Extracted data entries
==============================

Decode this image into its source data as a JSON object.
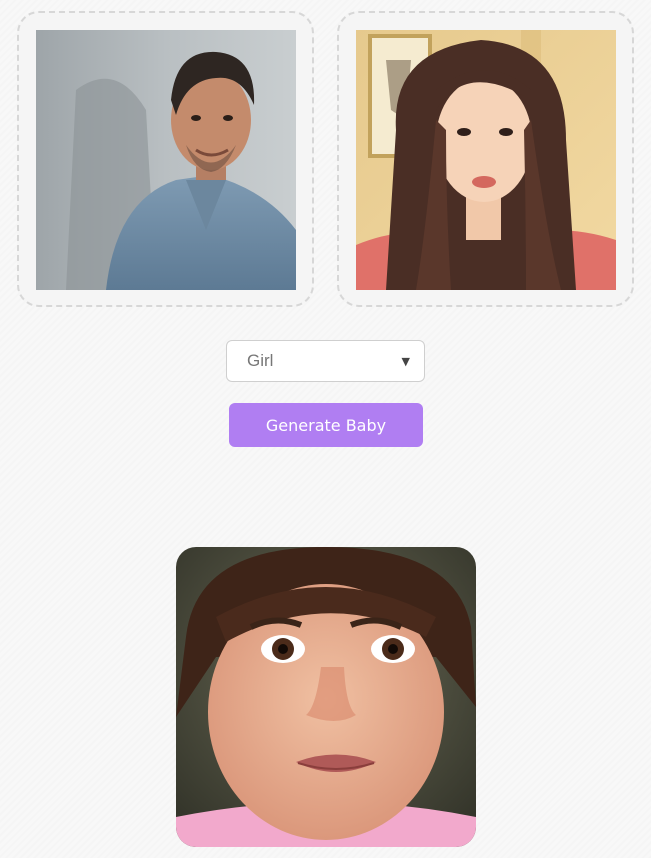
{
  "parents": {
    "father": {
      "alt": "father-photo"
    },
    "mother": {
      "alt": "mother-photo"
    }
  },
  "gender_select": {
    "selected": "Girl",
    "caret": "▼"
  },
  "generate_button": {
    "label": "Generate Baby"
  },
  "colors": {
    "accent": "#b07ef2",
    "card_border": "#d7d7d7",
    "background": "#f8f8f8"
  }
}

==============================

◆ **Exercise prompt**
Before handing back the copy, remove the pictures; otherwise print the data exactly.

◆ **Solution for this exercise**
Decode this image into its source data as a JSON object.
{
  "parents": {
    "father": {
      "alt": "father-photo"
    },
    "mother": {
      "alt": "mother-photo"
    }
  },
  "gender_select": {
    "selected": "Girl",
    "caret": "▼"
  },
  "generate_button": {
    "label": "Generate Baby"
  },
  "colors": {
    "accent": "#b07ef2",
    "card_border": "#d7d7d7",
    "background": "#f8f8f8"
  }
}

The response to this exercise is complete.